Macronutrients:

http://quitehealthy.com/nutrition-facts/food-labels/label114351.gif


Micronutrients:

  • Calcium: 66 mg
  • Iron: 0.73 mg
  • Magnesium: 32 mg
  • Phosphorus: 81 mg
  • Potassium: 472 mg
  • Sodium: 28 mg
  • Zinc: 0.48 mg
  • Vitamin C: 35.0 mg
  • Thiamine: 0.126 mg
  • Riboflavin: 0.056 mg
  • Niacin: 0.980 mg
  • Pantothenic Acid: 0.224 mg
  • Vitamin B6: 0.140 mg
  • Vitamin B12: 0 mcg
  • Folate: 29 mcg
  • Vitamin A: 3 IU
  • Vitamin E: 0.42 mg
  • Vitamin K: 0.4 mcg

Phytonutrients:

  • beta Carotene: 1 mcg
  • beta Cryptoxanthin: 0 mcg
  • Lycopene: 0 mcg
  • Lutein and Zeaxanthin: 0 mcg

In the Garden:

Ideally, rutabagas should should be harvested in Autumn when they are poking out of the ground, as seen above. They should be 3-5 inches wide, or approximately the size of a grapefruit.

If not ready for harvest, they can be left in the ground. Cover them with mulch so they do not freeze and harvest them in the spring.


Pepare and Enjoy:

Begin by cutting the rutabaga in half, then slicing those halves into half inch slabs. Peel the outer skin off of the sections with a knife and discard the skin and tops and bottom of the root.

Many people enjoy Mashed Rutabaga

  • Dice the sliced and peeled rutabaga into cubes
  • Add these cubes to a pot, adding water so that the cubes are completely covered.
  • Let the water boil, then lower to a simmer for 40-50 minutes or until tender.
  • Drain the water, then mash the vegetable with a potato masher. Add 2-3 tbsp butter and season with salt and pepper.
  • Serve hot as a side

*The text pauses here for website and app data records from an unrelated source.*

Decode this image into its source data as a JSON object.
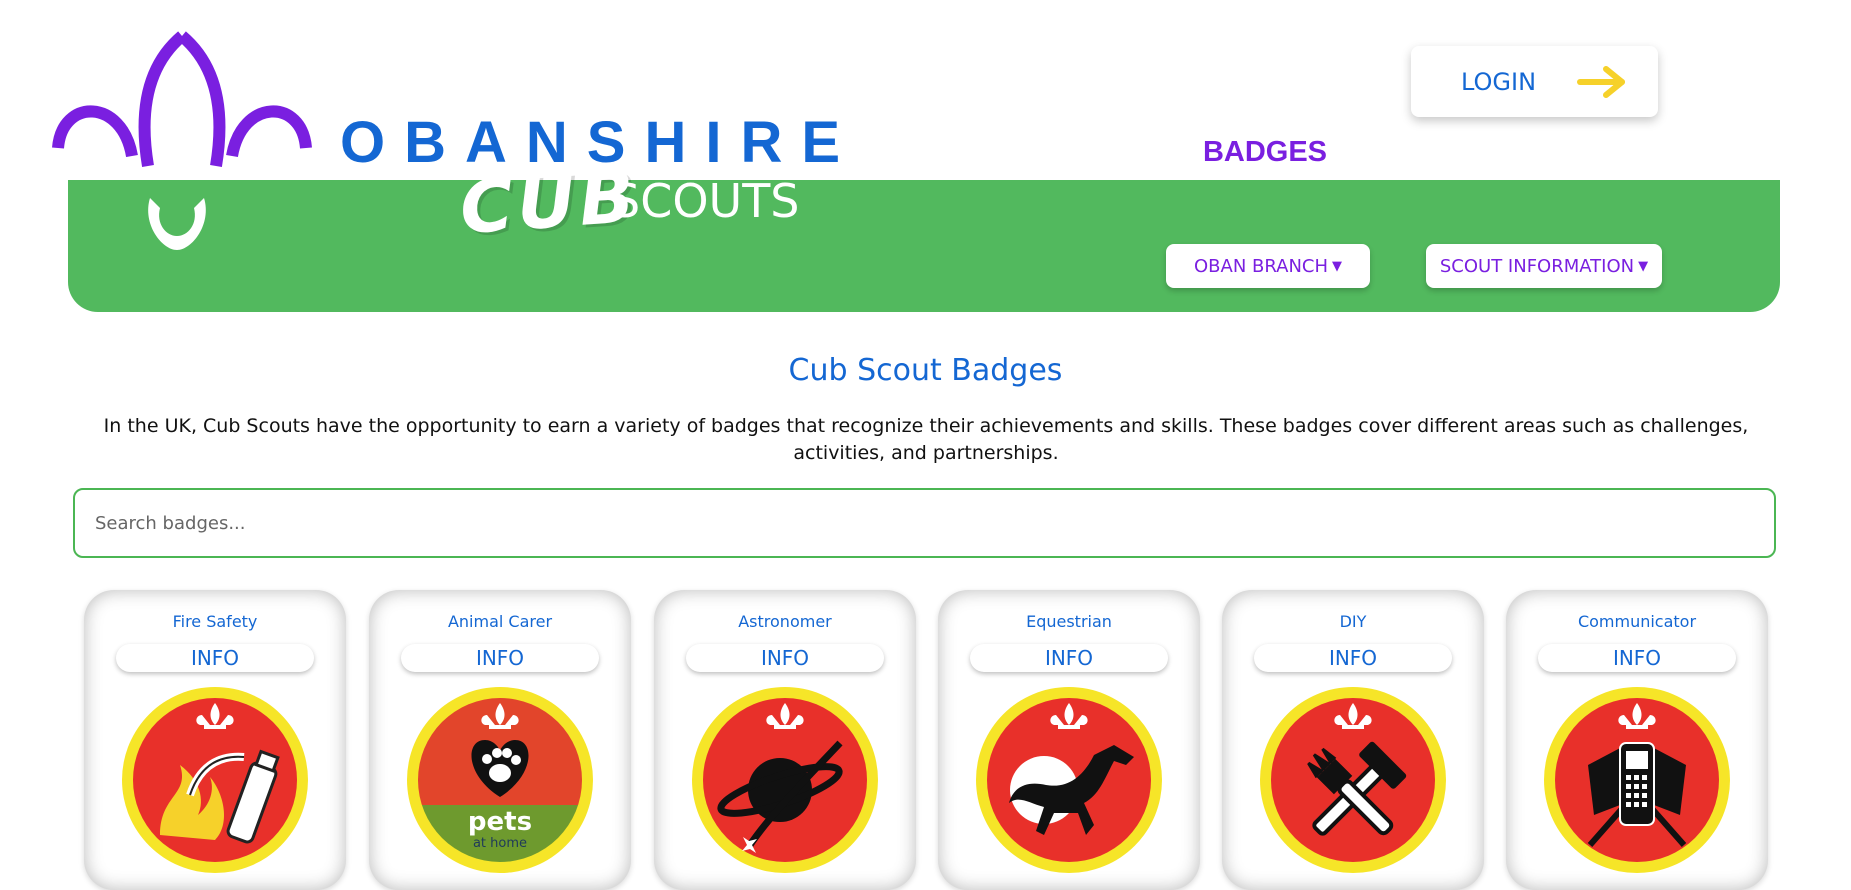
{
  "header": {
    "brand_name": "OBANSHIRE",
    "login_label": "LOGIN",
    "page_heading": "BADGES",
    "banner_cub": "CUB",
    "banner_scouts": "SCOUTS",
    "nav": [
      {
        "label": "OBAN BRANCH"
      },
      {
        "label": "SCOUT INFORMATION"
      }
    ]
  },
  "main": {
    "title": "Cub Scout Badges",
    "intro": "In the UK, Cub Scouts have the opportunity to earn a variety of badges that recognize their achievements and skills. These badges cover different areas such as challenges, activities, and partnerships.",
    "search_placeholder": "Search badges...",
    "info_label": "INFO",
    "badges": [
      {
        "name": "Fire Safety",
        "icon": "fire-extinguisher-icon"
      },
      {
        "name": "Animal Carer",
        "icon": "paw-heart-icon",
        "partner_main": "pets",
        "partner_sub": "at home"
      },
      {
        "name": "Astronomer",
        "icon": "planet-icon"
      },
      {
        "name": "Equestrian",
        "icon": "horse-icon"
      },
      {
        "name": "DIY",
        "icon": "hammer-brush-icon"
      },
      {
        "name": "Communicator",
        "icon": "phone-flags-icon"
      }
    ]
  },
  "colors": {
    "brand_blue": "#1467d3",
    "purple": "#7a1fe0",
    "banner_green": "#52b95e",
    "badge_red": "#e8302a",
    "badge_yellow": "#f6e528"
  }
}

Sources:

  • Health Benefits: http://foodfacts.mercola.com/rutabaga.html
  • Health Benefits and Photo:  http://healthyeating.sfgate.com/benefits-rutabagas-4398.html
  • Macronutrients: http://quitehealthy.com/nutrition-facts/food-labels/label114351.gif
  • Micronutrients: http://nutrition.about.com/od/fruitsandvegetables/p/Rutabagas.htm
  • Growing and photo: http://bonnieplants.com/growing/growing-rutabagas/
  • Cooking and photos: http://www.irishamericanmom.com/wp-content/uploads/2012/11/IMG_0340.jpg